Wednesday, December 25, 2019


I just watched one of my favorite movies by the great Akira Kurosawa. Kurosawa is famous for his samurai movies but he probably has just as many social dramas as he has samurai movies. In 1952 he made Ikiru (To Live).

It starred Takashi Shimura, who was not as famous as Kurosawa's favorite actor, Toshiro Mifune, but he appeared in 21 of Akira Kurosawa's 30 films (more than any other actor), including as a lead actor in Drunken Angel (1948), Rashomon (1950), Ikiru (1952) and Seven Samurai (1954).
In the movie we find Shimura, playing Kanji Watanabe, a bureaucrat who literally rubber stamps papers all day long, while really accomplishing nothing.
When Watanabe discovers that he has terminal stomach cancer, and at the same time hears his son and daughter-in-law talking about how they are going to control their inheritance from him, Watanabe decides he has To Live with the time he has remaining.
Watanabe decides to build a park in a lot that has a cesspool and is a danger to the families living in the area. Watanabe had earlier passed the problem on to another department but now tackles the project with enthusiasm. He literally takes on City Hall and finally gets the project finished.
Watanabe is observed by a policemen on a swing in the park happily singing a song. He is later found dead in his park.

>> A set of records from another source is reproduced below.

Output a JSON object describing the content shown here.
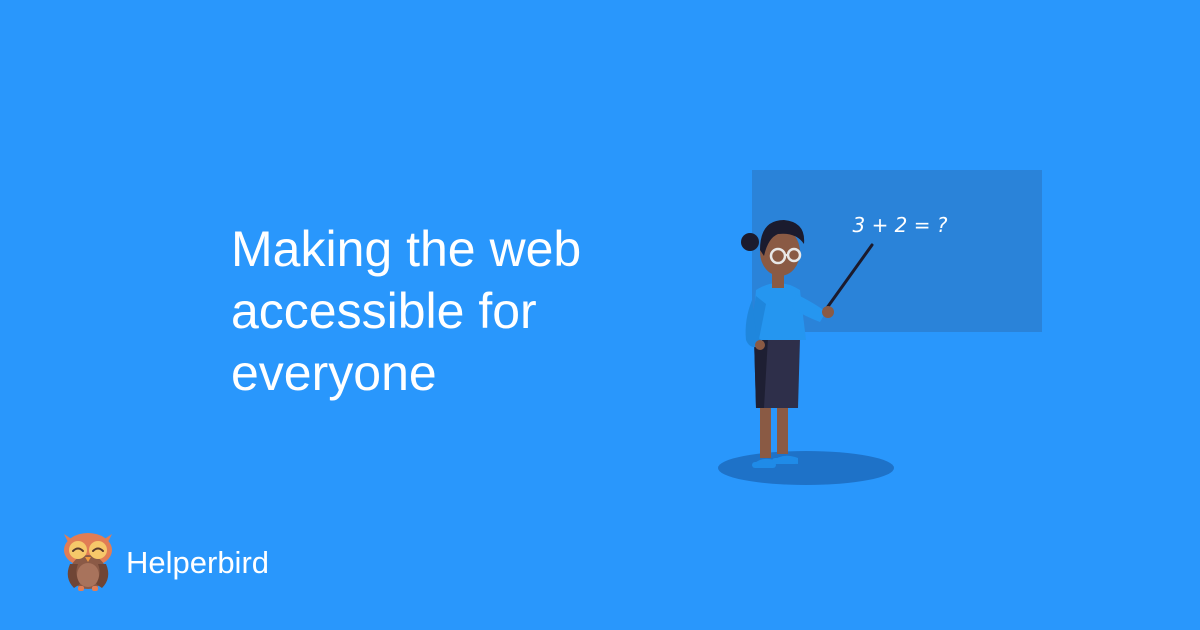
{
  "hero": {
    "headline_lines": [
      "Making the web",
      "accessible for",
      "everyone"
    ]
  },
  "illustration": {
    "board_equation": "3 + 2 = ?",
    "subject": "teacher-with-pointer"
  },
  "brand": {
    "name": "Helperbird",
    "logo_icon": "owl-icon"
  },
  "colors": {
    "background": "#2997FC",
    "board": "#2A83D9",
    "text": "#FFFFFF"
  }
}
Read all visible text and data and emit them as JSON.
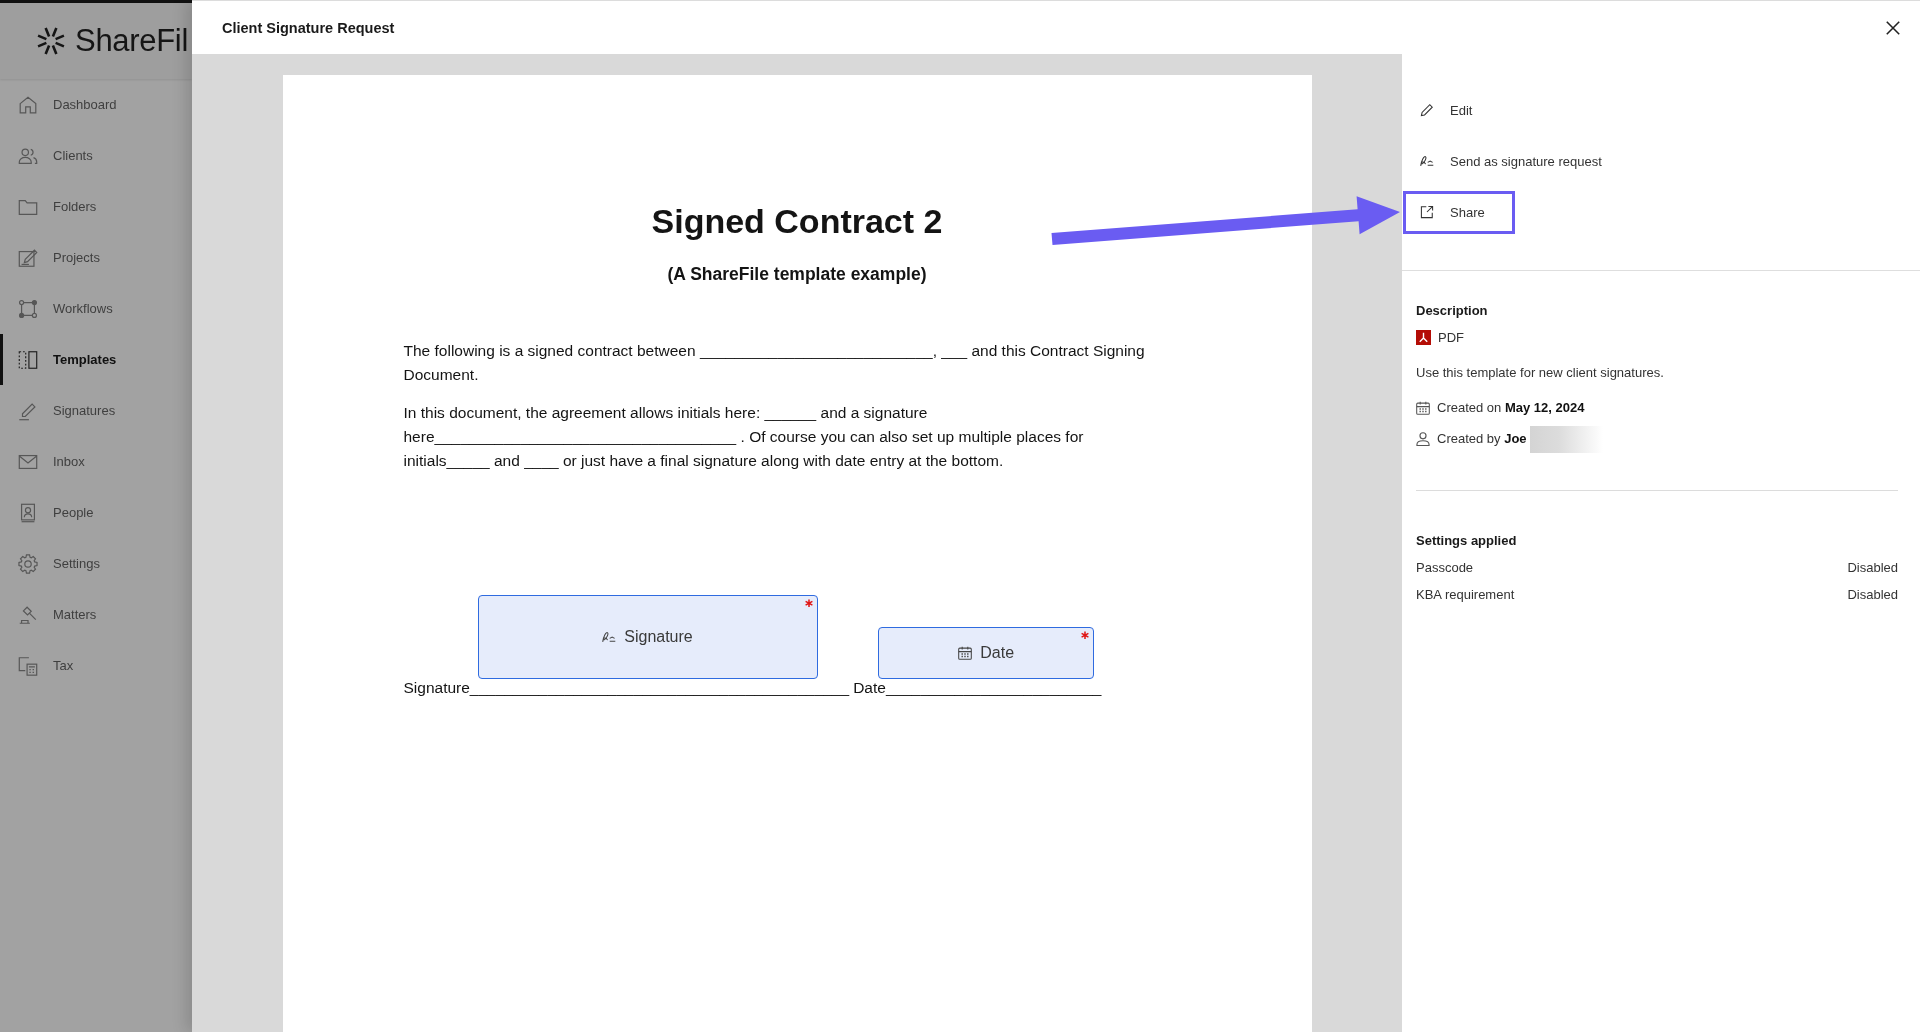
{
  "sidebar": {
    "logo": {
      "text": "ShareFil"
    },
    "items": [
      {
        "label": "Dashboard",
        "selected": false
      },
      {
        "label": "Clients",
        "selected": false
      },
      {
        "label": "Folders",
        "selected": false
      },
      {
        "label": "Projects",
        "selected": false
      },
      {
        "label": "Workflows",
        "selected": false
      },
      {
        "label": "Templates",
        "selected": true
      },
      {
        "label": "Signatures",
        "selected": false
      },
      {
        "label": "Inbox",
        "selected": false
      },
      {
        "label": "People",
        "selected": false
      },
      {
        "label": "Settings",
        "selected": false
      },
      {
        "label": "Matters",
        "selected": false
      },
      {
        "label": "Tax",
        "selected": false
      }
    ]
  },
  "dialog": {
    "title": "Client Signature Request",
    "document": {
      "title": "Signed Contract 2",
      "subtitle": "(A ShareFile template example)",
      "paragraphs": [
        "The following is a signed contract between ___________________________, ___ and this Contract Signing Document.",
        "In this document, the agreement allows initials here: ______ and a signature here___________________________________ . Of course you can also set up multiple places for initials_____ and ____ or just have a final signature along with date entry at the bottom."
      ],
      "blanks": [
        {
          "kind": "signature",
          "text": "Signature____________________________________________",
          "field": {
            "label": "Signature",
            "required": true
          }
        },
        {
          "kind": "date",
          "text": "Date_________________________",
          "field": {
            "label": "Date",
            "required": true
          }
        }
      ]
    },
    "actions": [
      {
        "label": "Edit",
        "highlighted": false
      },
      {
        "label": "Send as signature request",
        "highlighted": false
      },
      {
        "label": "Share",
        "highlighted": true
      }
    ],
    "details": {
      "heading": "Description",
      "file_type": "PDF",
      "description": "Use this template for new client signatures.",
      "created_on": "Created on **May 12, 2024**",
      "created_by": {
        "text": "Created by **Joe**",
        "redacted": true
      }
    },
    "settings": {
      "heading": "Settings applied",
      "rows": [
        {
          "label": "Passcode",
          "value": "Disabled"
        },
        {
          "label": "KBA requirement",
          "value": "Disabled"
        }
      ]
    }
  }
}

Ikiru is a searing indictment of the bureaucracy of City Hall, where the way to get ahead is to do nothing except not make waves. But Ikiru is also an inspiring film telling us we need to live our lives, not merely pass through it.
A great movie by one of our best directors.